The ski resort is located 14 miles outside of Flagstaff on the San Francisco Peaks—sacred and holy land to at least 13 tribes in the Southwest.
But on February 9, the U.S. 9th Circuit Court of Appeals denied the efforts of the tribe, indigenous activists and environmentalists to halt the Snowbowl from making artificial snow out of human wastewater. The Snowbowl uses 100 percent wastewater to create its artificial snow—something that is not done anywhere else in the world.
Using treated wastewater not only strikes some people as repulsive, it raises serious health concerns. The snowmelt contains chemicals including endocrine disruptors, which can interfere with natural hormone levels and processes in humans and animals. "Negative impacts of endocrine disrupters include aberrant sexual development, behavioral and reproductive problems. Key species in the San Francisco Peaks ecosystem, such as frogs, are particularly susceptible to these harmful effects," states a Hopi Tribe press release.

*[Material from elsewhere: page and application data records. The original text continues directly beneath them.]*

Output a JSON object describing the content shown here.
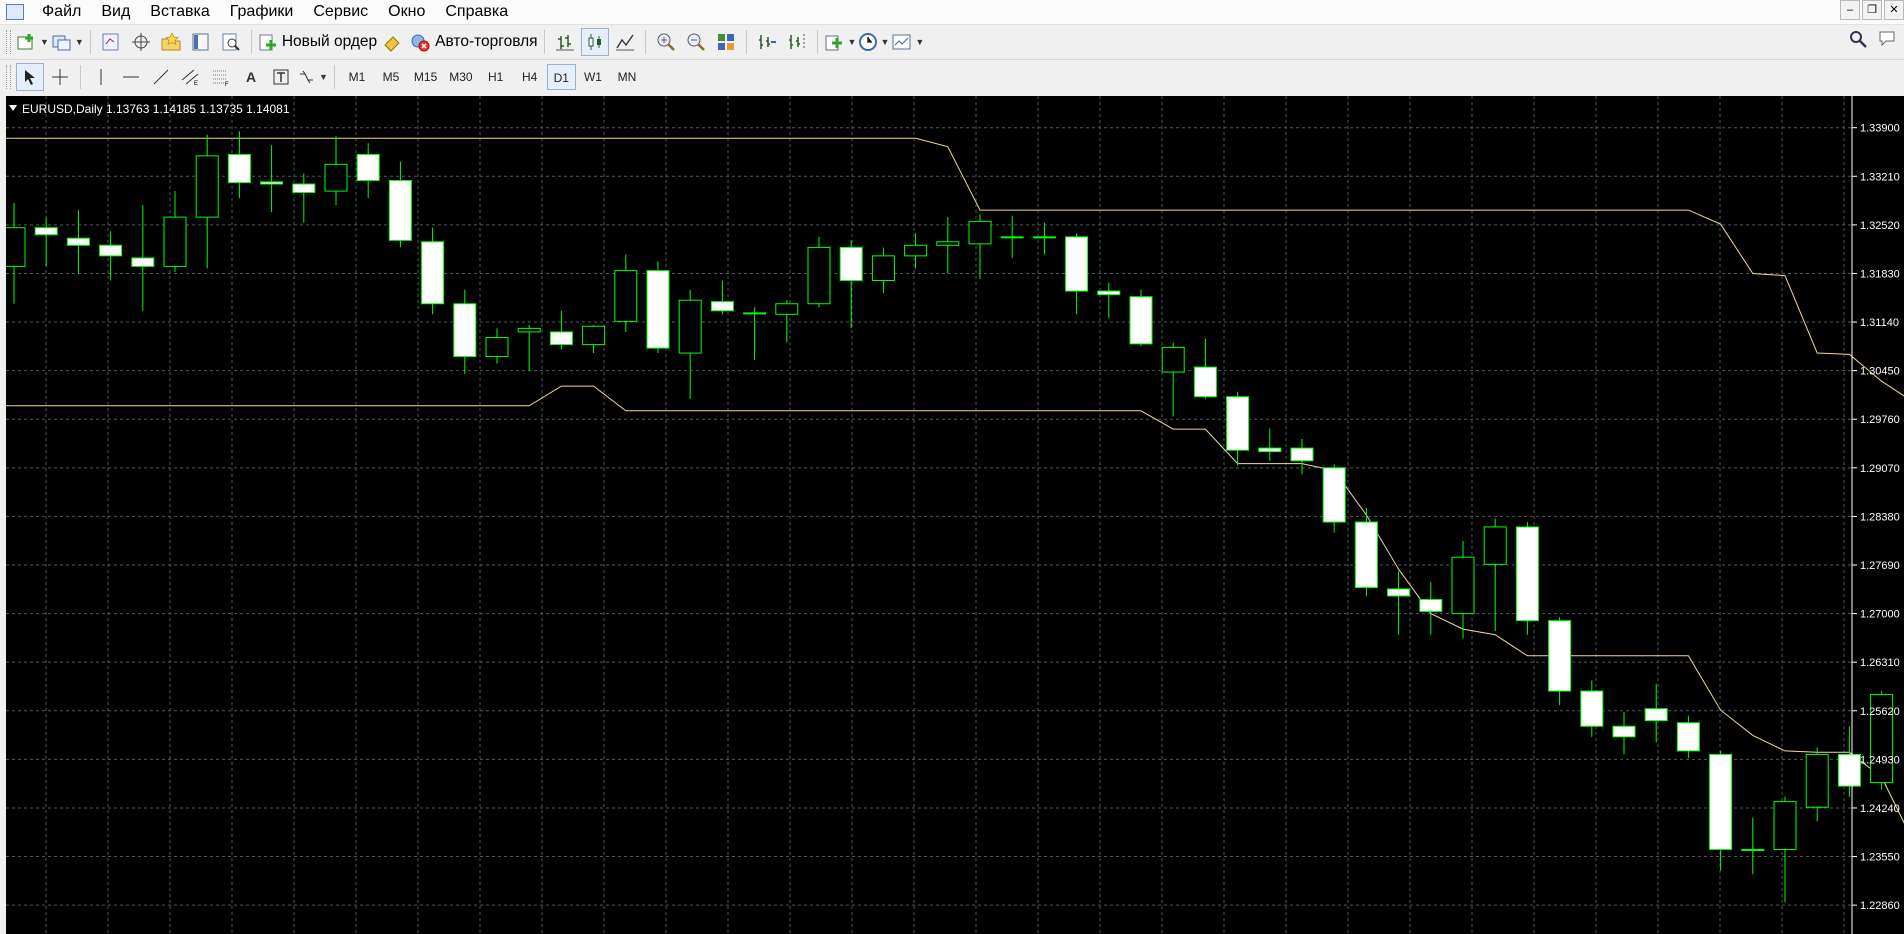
{
  "menu": {
    "items": [
      "Файл",
      "Вид",
      "Вставка",
      "Графики",
      "Сервис",
      "Окно",
      "Справка"
    ]
  },
  "toolbar": {
    "new_order_label": "Новый ордер",
    "autotrading_label": "Авто-торговля"
  },
  "timeframes": {
    "items": [
      "M1",
      "M5",
      "M15",
      "M30",
      "H1",
      "H4",
      "D1",
      "W1",
      "MN"
    ],
    "active": "D1"
  },
  "drawing_tools": {
    "text_label": "A"
  },
  "chart_header": {
    "symbol": "EURUSD,Daily",
    "ohlc": "1.13763 1.14185 1.13735 1.14081"
  },
  "colors": {
    "background": "#000000",
    "grid": "#4d5a5a",
    "bull_body": "#000000",
    "bear_body": "#ffffff",
    "candle_outline": "#00ff00",
    "indicator_line": "#f3d6a0",
    "axis_text": "#ffffff"
  },
  "chart_data": {
    "type": "candlestick",
    "symbol": "EURUSD",
    "timeframe": "Daily",
    "ylim": [
      1.2245,
      1.3435
    ],
    "y_ticks": [
      "1.33900",
      "1.33210",
      "1.32520",
      "1.31830",
      "1.31140",
      "1.30450",
      "1.29760",
      "1.29070",
      "1.28380",
      "1.27690",
      "1.27000",
      "1.26310",
      "1.25620",
      "1.24930",
      "1.24240",
      "1.23550",
      "1.22860"
    ],
    "grid": true,
    "candles": [
      {
        "o": 1.3193,
        "h": 1.3283,
        "l": 1.314,
        "c": 1.3248
      },
      {
        "o": 1.3248,
        "h": 1.3262,
        "l": 1.3193,
        "c": 1.3238
      },
      {
        "o": 1.3233,
        "h": 1.3273,
        "l": 1.3183,
        "c": 1.3223
      },
      {
        "o": 1.3223,
        "h": 1.3243,
        "l": 1.3173,
        "c": 1.3208
      },
      {
        "o": 1.3205,
        "h": 1.328,
        "l": 1.313,
        "c": 1.3193
      },
      {
        "o": 1.3193,
        "h": 1.33,
        "l": 1.3185,
        "c": 1.3263
      },
      {
        "o": 1.3263,
        "h": 1.338,
        "l": 1.319,
        "c": 1.335
      },
      {
        "o": 1.3352,
        "h": 1.3385,
        "l": 1.329,
        "c": 1.3312
      },
      {
        "o": 1.3313,
        "h": 1.3365,
        "l": 1.327,
        "c": 1.331
      },
      {
        "o": 1.331,
        "h": 1.3325,
        "l": 1.3255,
        "c": 1.3298
      },
      {
        "o": 1.33,
        "h": 1.3378,
        "l": 1.328,
        "c": 1.3338
      },
      {
        "o": 1.3352,
        "h": 1.3368,
        "l": 1.329,
        "c": 1.3315
      },
      {
        "o": 1.3315,
        "h": 1.3342,
        "l": 1.322,
        "c": 1.323
      },
      {
        "o": 1.3228,
        "h": 1.3248,
        "l": 1.3125,
        "c": 1.314
      },
      {
        "o": 1.314,
        "h": 1.316,
        "l": 1.304,
        "c": 1.3065
      },
      {
        "o": 1.3065,
        "h": 1.3105,
        "l": 1.3055,
        "c": 1.3092
      },
      {
        "o": 1.31,
        "h": 1.311,
        "l": 1.3045,
        "c": 1.3105
      },
      {
        "o": 1.31,
        "h": 1.313,
        "l": 1.3075,
        "c": 1.3082
      },
      {
        "o": 1.3082,
        "h": 1.311,
        "l": 1.307,
        "c": 1.3108
      },
      {
        "o": 1.3115,
        "h": 1.321,
        "l": 1.31,
        "c": 1.3187
      },
      {
        "o": 1.3187,
        "h": 1.32,
        "l": 1.307,
        "c": 1.3077
      },
      {
        "o": 1.307,
        "h": 1.316,
        "l": 1.3005,
        "c": 1.3145
      },
      {
        "o": 1.3143,
        "h": 1.3173,
        "l": 1.3125,
        "c": 1.313
      },
      {
        "o": 1.3127,
        "h": 1.3135,
        "l": 1.306,
        "c": 1.3127
      },
      {
        "o": 1.3125,
        "h": 1.3145,
        "l": 1.3085,
        "c": 1.314
      },
      {
        "o": 1.314,
        "h": 1.3235,
        "l": 1.3135,
        "c": 1.322
      },
      {
        "o": 1.322,
        "h": 1.323,
        "l": 1.3105,
        "c": 1.3173
      },
      {
        "o": 1.3173,
        "h": 1.322,
        "l": 1.3155,
        "c": 1.3208
      },
      {
        "o": 1.3208,
        "h": 1.324,
        "l": 1.319,
        "c": 1.3223
      },
      {
        "o": 1.3223,
        "h": 1.3263,
        "l": 1.3183,
        "c": 1.3228
      },
      {
        "o": 1.3225,
        "h": 1.3267,
        "l": 1.3175,
        "c": 1.3257
      },
      {
        "o": 1.3235,
        "h": 1.3265,
        "l": 1.3205,
        "c": 1.3235
      },
      {
        "o": 1.3235,
        "h": 1.3255,
        "l": 1.321,
        "c": 1.3235
      },
      {
        "o": 1.3235,
        "h": 1.324,
        "l": 1.3125,
        "c": 1.3158
      },
      {
        "o": 1.3158,
        "h": 1.317,
        "l": 1.312,
        "c": 1.3153
      },
      {
        "o": 1.315,
        "h": 1.316,
        "l": 1.308,
        "c": 1.3083
      },
      {
        "o": 1.3043,
        "h": 1.3085,
        "l": 1.298,
        "c": 1.3078
      },
      {
        "o": 1.305,
        "h": 1.309,
        "l": 1.3005,
        "c": 1.3008
      },
      {
        "o": 1.3008,
        "h": 1.3015,
        "l": 1.291,
        "c": 1.2932
      },
      {
        "o": 1.2935,
        "h": 1.2963,
        "l": 1.2917,
        "c": 1.293
      },
      {
        "o": 1.2935,
        "h": 1.2948,
        "l": 1.2898,
        "c": 1.2917
      },
      {
        "o": 1.2907,
        "h": 1.2912,
        "l": 1.2815,
        "c": 1.283
      },
      {
        "o": 1.283,
        "h": 1.285,
        "l": 1.2725,
        "c": 1.2737
      },
      {
        "o": 1.2735,
        "h": 1.276,
        "l": 1.267,
        "c": 1.2725
      },
      {
        "o": 1.272,
        "h": 1.2745,
        "l": 1.267,
        "c": 1.2703
      },
      {
        "o": 1.27,
        "h": 1.2803,
        "l": 1.2665,
        "c": 1.278
      },
      {
        "o": 1.277,
        "h": 1.2835,
        "l": 1.2675,
        "c": 1.2823
      },
      {
        "o": 1.2823,
        "h": 1.283,
        "l": 1.267,
        "c": 1.269
      },
      {
        "o": 1.269,
        "h": 1.2695,
        "l": 1.257,
        "c": 1.259
      },
      {
        "o": 1.259,
        "h": 1.2605,
        "l": 1.2525,
        "c": 1.254
      },
      {
        "o": 1.254,
        "h": 1.256,
        "l": 1.25,
        "c": 1.2525
      },
      {
        "o": 1.2565,
        "h": 1.26,
        "l": 1.2517,
        "c": 1.2548
      },
      {
        "o": 1.2545,
        "h": 1.2555,
        "l": 1.2495,
        "c": 1.2505
      },
      {
        "o": 1.25,
        "h": 1.2505,
        "l": 1.2335,
        "c": 1.2365
      },
      {
        "o": 1.2365,
        "h": 1.241,
        "l": 1.233,
        "c": 1.2365
      },
      {
        "o": 1.2365,
        "h": 1.244,
        "l": 1.229,
        "c": 1.2433
      },
      {
        "o": 1.2425,
        "h": 1.251,
        "l": 1.2405,
        "c": 1.25
      },
      {
        "o": 1.25,
        "h": 1.254,
        "l": 1.244,
        "c": 1.2455
      },
      {
        "o": 1.246,
        "h": 1.259,
        "l": 1.245,
        "c": 1.2585
      }
    ],
    "indicator_line": {
      "first_index": -7,
      "values": [
        1.2995,
        1.2995,
        1.2995,
        1.2995,
        1.2995,
        1.2995,
        1.2995,
        1.2995,
        1.2995,
        1.2995,
        1.2995,
        1.2995,
        1.2995,
        1.2995,
        1.2995,
        1.2995,
        1.2995,
        1.2995,
        1.2995,
        1.2995,
        1.2995,
        1.2995,
        1.2995,
        1.2995,
        1.3023,
        1.3023,
        1.2988,
        1.2988,
        1.2988,
        1.2988,
        1.2988,
        1.2988,
        1.2988,
        1.2988,
        1.2988,
        1.2988,
        1.2988,
        1.2988,
        1.2988,
        1.2988,
        1.2988,
        1.2988,
        1.2988,
        1.2962,
        1.2962,
        1.2913,
        1.2913,
        1.2913,
        1.2903,
        1.284,
        1.2763,
        1.27,
        1.2678,
        1.267,
        1.264,
        1.264,
        1.264,
        1.264,
        1.264,
        1.264,
        1.2563,
        1.2527,
        1.2505,
        1.2503,
        1.2503,
        1.2468,
        1.2375,
        1.2345,
        1.229,
        1.229,
        1.229,
        1.229,
        1.229
      ],
      "upper_values": [
        1.3375,
        1.3375,
        1.3375,
        1.3375,
        1.3375,
        1.3375,
        1.3375,
        1.3375,
        1.3375,
        1.3375,
        1.3375,
        1.3375,
        1.3375,
        1.3375,
        1.3375,
        1.3375,
        1.3375,
        1.3375,
        1.3375,
        1.3375,
        1.3375,
        1.3375,
        1.3375,
        1.3375,
        1.3375,
        1.3375,
        1.3375,
        1.3375,
        1.3375,
        1.3375,
        1.3375,
        1.3375,
        1.3375,
        1.3375,
        1.3375,
        1.3375,
        1.3363,
        1.3273,
        1.3273,
        1.3273,
        1.3273,
        1.3273,
        1.3273,
        1.3273,
        1.3273,
        1.3273,
        1.3273,
        1.3273,
        1.3273,
        1.3273,
        1.3273,
        1.3273,
        1.3273,
        1.3273,
        1.3273,
        1.3273,
        1.3273,
        1.3273,
        1.3273,
        1.3273,
        1.3253,
        1.3183,
        1.318,
        1.307,
        1.3068,
        1.303,
        1.3,
        1.2978
      ],
      "upper_first_index": -7
    }
  }
}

“It is deplorable that the United States Forest Service would allow known endocrine disruptors to come into contact with our children,” said Berta Benally, a grandmother who traveled to California to witness a hearing before the 9th Circuit Court of Appeals in January. “At one point DDT, BPA and asbestos were all considered safe. Years later, after many people suffered, we now sadly know that they created a health hazard.”